that makes us think that a constant rate of change makes sense
in the situation.
||Linear models often describe relationships between an
input variable x and an output variable y.
See the Quick Summary for this unit for an example.
- Write a general form for the rule of a linear model. What do
the parts of the equation tell you about the relation being
y = a + bx. The number a is the y-intercept
value. When x = 0,
y = a. The pair (0, a) appears in the table. Students
often think of this as the "start" though, of course, it will
not be the "first" point in many situations. The b is the rate
at which y is changing compared to x. Between any two points,
the ratio of the difference of y values to the difference of
values gives the value b. This also gives the slope of the line.
If b is positive, say 2/3, then y increases 2 units for every
3 units that x increases, or 2/3 of a unit for every 1 unit increase
in x. If b is negative, then y decreases as x increases. (At
this time, students have not met other forms of linear equations
such as ax + by = c.
This form will be introduced in Course 2, Unit 1.)
- Explain how to find a value of y corresponding to a given
value of x, using:
- a graph. Find the given numerical value of x along the
x-axis. Then move to the linear graph and identify the
y-value for the point on the line that has the given x-value.
- a table. Scan the table for the given value of x (resetting
the increment in the calculator table if necessary) and read
the corresponding y-value.
- a rule. Replace the x in the equation with the given
numerical value of x, and solve for y.
- Explain how you can solve a linear equation using:
- a graph. On a graph, trace to the given x or y value
and read the other value. For example, 3x 1.3 = 4.7.
In this case, we graph y = 3x 1.3 and
find the particular value of x that goes with the given value
of y = 4.7. (It is more efficient to graph y = 4.7
and y = 3x 1.3, and find the intersection.)
Or if x is on both sides of the equation, then we graph a
line for each side, and find the intersection. For example,
3x 1.3 = 0.7x 5.1. In this
case, we graph y = 3x 1.3 and y = 0.7x 5.1,
and find the particular value of x that makes the two y values
equal, that is, the x value of the intersection point.
- a table.
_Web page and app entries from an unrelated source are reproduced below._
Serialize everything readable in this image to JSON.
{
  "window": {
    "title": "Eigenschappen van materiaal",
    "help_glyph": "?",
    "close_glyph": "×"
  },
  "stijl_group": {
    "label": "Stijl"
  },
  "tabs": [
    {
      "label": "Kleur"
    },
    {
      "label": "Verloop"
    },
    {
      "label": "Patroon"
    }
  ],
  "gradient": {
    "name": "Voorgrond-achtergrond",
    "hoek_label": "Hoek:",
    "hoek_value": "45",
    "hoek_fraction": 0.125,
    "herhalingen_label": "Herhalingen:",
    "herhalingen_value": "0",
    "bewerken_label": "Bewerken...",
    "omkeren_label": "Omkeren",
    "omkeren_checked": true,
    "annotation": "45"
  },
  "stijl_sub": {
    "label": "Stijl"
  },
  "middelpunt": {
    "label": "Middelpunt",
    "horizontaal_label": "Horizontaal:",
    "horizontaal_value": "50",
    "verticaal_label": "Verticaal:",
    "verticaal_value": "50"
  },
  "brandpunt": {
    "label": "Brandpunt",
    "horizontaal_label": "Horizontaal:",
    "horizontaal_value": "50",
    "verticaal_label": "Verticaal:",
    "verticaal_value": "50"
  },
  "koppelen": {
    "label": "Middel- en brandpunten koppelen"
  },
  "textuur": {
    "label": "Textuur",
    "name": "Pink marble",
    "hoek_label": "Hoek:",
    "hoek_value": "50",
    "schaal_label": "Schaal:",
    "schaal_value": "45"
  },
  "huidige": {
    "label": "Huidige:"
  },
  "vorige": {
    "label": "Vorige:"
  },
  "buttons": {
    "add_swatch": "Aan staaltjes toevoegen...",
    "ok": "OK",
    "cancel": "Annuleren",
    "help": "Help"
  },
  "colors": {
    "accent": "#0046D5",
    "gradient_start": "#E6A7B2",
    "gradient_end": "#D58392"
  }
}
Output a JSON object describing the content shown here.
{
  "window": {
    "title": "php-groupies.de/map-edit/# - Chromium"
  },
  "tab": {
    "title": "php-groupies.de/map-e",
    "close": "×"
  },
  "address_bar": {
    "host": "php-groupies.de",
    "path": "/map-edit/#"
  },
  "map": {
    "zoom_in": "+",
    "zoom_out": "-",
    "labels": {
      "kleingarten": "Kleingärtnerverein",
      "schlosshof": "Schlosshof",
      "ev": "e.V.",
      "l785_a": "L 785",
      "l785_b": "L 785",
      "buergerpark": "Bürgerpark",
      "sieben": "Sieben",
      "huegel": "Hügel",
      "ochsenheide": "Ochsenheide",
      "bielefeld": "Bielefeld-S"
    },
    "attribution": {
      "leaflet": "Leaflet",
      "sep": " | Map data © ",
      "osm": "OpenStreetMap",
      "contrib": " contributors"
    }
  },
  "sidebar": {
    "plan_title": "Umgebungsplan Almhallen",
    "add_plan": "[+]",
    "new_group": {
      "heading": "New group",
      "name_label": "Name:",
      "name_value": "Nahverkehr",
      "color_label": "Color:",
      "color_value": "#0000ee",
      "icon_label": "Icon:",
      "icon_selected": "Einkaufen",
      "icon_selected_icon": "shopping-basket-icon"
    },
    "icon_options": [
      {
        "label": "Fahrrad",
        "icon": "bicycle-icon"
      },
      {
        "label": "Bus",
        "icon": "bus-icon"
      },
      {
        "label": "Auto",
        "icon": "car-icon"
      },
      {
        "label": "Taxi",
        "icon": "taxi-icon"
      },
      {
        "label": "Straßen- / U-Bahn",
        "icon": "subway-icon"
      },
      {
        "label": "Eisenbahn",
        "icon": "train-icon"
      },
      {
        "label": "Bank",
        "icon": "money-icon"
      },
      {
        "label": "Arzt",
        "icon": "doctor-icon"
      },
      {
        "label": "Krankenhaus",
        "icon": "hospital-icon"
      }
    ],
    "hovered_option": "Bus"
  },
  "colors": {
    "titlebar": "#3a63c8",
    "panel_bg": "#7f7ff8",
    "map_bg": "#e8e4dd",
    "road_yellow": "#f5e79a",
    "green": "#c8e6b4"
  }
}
In a table, scan to the given x or y value and
read off the other value. If the x occurs on both sides of
the equation then we make tables for both equations as above,
and scan for an x value that makes the two y values equal.
- symbolic reasoning. Use algebraic rules to get the variable
isolated. Students may have a "balance" strategy, of doing
the same to each side to rewrite the equation as "x =."
Or they may have an "undoing" strategy. For example, if 3x 5 = 11,
then 3x must have had a value of 16 before the 5 was subtracted.
If 3x has a value of 16, then x must have had a value of 16/3
before it was multiplied by 3. The "balance" strategy is more
effective in more general linear cases, and is probably more
familiar to you. (Note: In the past, these symbolic strategies
were most common because graphing calculators were not available.
However, this "balance" strategy is not effective with nonlinear
equations, such as 2x2 x = 2,
or 2x = x + 3. The graphing
strategy is more generally useful.)
- Explain how you can solve a system of linear equations using:
- a graph. Trace to where the lines intersect and read
the coordinates of the point of intersection.
- a table. Scan to where the same x value produces equal
y values. (Assuming "y =" format.)
- symbolic reasoning. Assuming both equations are in "y ="
format, set the right-hand sides of the equations equal,
and solve by "balancing." Then find the y value corresponding
to the x value.
If you would like to see specific problems from Course 1, Unit 3, a link
is provided to Examples of Tasks from Course
1, Unit 3. If you are interested in following up on the Statistics
strand in general, then the Scope and
Sequence will help you see where different concepts are introduced.
On the Algebra page, you can read an explanation
of the main statistics concepts as they are developed in all four courses.